As long as I've been at the Penn State Press I've been trying to get John Cech's book on the poetics of Maurice Sendak back into print. It was published in 1996, before I came to the Press, and it was pretty well received, but it then quickly went out of print. The roadblock to bringing it back into print came when we approached HarperCollins, Sendak's usual publisher, about using the illustrations for a second printing. It isn’t unusual for rights holders to waive fees when permission is granted for use in scholarship, but it also isn’t unusual for those same rights holders to charge for permissions when publishers re-permission for subsequent printings. When asked about it, typically the rights holders will note that while the initial use might be free in recognition of the importance of scholarship, the economics of second and third printings are very different because so much of the vetting, editorial, layout, and design costs were covered by selling through the first edition. They will then typically conclude that any revenues made from those second or third printings are just a big, hot, steaming bowl of delicious gravy. And in the case of commercial publishers they’re probably right. But in the case of a university press, that so-called “profit” wouldn’t go to shareholders, instead it would be used to subsidize subsequent publications, often of scholarship significantly less popular than an exploration of the work of a loved and popular children’s book author.

So based on that assumption, that everything after the first printing is profit, rights holders will ask for either fees when the original permission fee was gratis, or a higher fee for fewer impressions in subsequent printings. In the case of our book about Sendak, the fees they asked for really made the economics of a reprint, let alone a new edition which would have new layout and design costs on top of that, pretty much unfeasible as the cost of the books would be so high as to greatly impact their sale. And I should point out; I absolutely understand HarperCollins’ reasoning here, though I wish trade publishers and other rights holders differentiated between not-for-profits and for-profit publishers when calculating permission fees.

Anyway, back in the late aughts, our Humanities acquisitions editor at the time was talking to one of our art history authors at a dinner party, and he was telling her about the marvelous weekend he had just spent at the shore with his great friend Maurice Sendak. The editor quickly asked the author if he knew about the book we published about Sendak's work, and he said yes, both he and Maurice loved the book. She then mentioned that we were trying to bring it back into print, but the cost of repermissioning the HarperCollins’ illustrations was preventing that. The author listened and promised to bring it up with Maurice.

About a week later, our Director at that time got a call from the rights department at HarperCollins informing him that Mr. Sendak had asked that we be allowed to use any of his illustrations from HarperCollins books free of charge, and that was what they were calling to let us know. Because of this, a new edition of the book will be published, for the first time in paperback, in the coming months.

So as a case study I suppose there are a number of things we can learn. There are a shameful number of illustrated books that have gone out of print, and the sole reason those books are out of print is the supposition that subsequent printings yield mostly profits for the publishers. That is not the case for not-for-profit publishers. We have zero profits and instead, typically we have deficits. But for authors the lessons take a different tack. Those might instead include: If at first you don’t succeed, keep trying, networks can be a powerful ally in securing permissions, and even serendipity can have a role to play.

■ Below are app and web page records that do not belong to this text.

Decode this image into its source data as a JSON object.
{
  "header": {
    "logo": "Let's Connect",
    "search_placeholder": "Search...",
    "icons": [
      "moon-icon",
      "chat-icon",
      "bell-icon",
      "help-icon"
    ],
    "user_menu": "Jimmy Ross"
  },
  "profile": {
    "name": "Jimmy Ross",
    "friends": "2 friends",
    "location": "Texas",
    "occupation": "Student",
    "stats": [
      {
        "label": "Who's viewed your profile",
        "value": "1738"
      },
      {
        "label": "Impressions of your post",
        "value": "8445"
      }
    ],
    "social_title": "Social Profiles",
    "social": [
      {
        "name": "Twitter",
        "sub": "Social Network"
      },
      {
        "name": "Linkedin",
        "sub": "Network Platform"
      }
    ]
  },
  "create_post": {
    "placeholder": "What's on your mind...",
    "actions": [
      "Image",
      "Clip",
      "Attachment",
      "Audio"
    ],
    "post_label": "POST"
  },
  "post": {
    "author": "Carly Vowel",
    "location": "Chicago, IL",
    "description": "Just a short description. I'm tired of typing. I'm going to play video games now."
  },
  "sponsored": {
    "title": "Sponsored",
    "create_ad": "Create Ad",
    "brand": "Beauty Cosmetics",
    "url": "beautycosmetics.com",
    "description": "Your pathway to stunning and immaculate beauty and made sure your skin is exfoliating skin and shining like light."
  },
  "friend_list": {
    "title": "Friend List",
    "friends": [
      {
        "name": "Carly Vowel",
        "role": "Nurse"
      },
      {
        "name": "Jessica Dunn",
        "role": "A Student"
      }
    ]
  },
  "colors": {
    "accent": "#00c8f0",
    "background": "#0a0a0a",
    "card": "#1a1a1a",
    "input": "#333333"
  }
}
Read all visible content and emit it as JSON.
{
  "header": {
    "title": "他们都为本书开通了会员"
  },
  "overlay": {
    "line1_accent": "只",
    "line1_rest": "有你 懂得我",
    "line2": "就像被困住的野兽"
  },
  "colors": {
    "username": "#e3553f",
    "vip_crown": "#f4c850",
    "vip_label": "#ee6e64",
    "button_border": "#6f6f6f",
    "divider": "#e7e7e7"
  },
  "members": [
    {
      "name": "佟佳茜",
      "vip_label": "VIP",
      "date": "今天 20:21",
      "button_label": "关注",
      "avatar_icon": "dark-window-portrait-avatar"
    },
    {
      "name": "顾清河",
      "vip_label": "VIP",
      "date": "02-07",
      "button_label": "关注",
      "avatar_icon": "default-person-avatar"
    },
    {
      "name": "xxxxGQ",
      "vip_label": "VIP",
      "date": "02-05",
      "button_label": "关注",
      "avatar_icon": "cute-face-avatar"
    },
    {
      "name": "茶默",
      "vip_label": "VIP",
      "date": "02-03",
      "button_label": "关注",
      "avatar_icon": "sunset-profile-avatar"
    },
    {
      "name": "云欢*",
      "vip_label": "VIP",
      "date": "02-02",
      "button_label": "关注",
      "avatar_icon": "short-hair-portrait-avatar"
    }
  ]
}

Speaking of serendipity, a few months ago I found myself going through the old marketing file for the Sendak book, and it was there I came across this letter. It was written by one of my predecessors and in the letter she's asking Mr. Sendak about just what we can do with some of the illustrations. Again we find ample evidence of Mr. Sendak's generosity and kindness. But the best part is at the end, where Kate Capps, the marketing manager here at the time, tells Mr. Sendak what his work has meant to her, and there in his own hand, Maurice replies with a "Thank you", and then politely asks to order one of our books on photography. To see his writing in one of my silly little files caused me to pause.

If the letter were written to me, I can't guarantee that the original letter would still be in the marketing file. Thanks Kate Capps, wherever you are. You just made my day.

To see the letters in their original size click here for page 1 and page 2.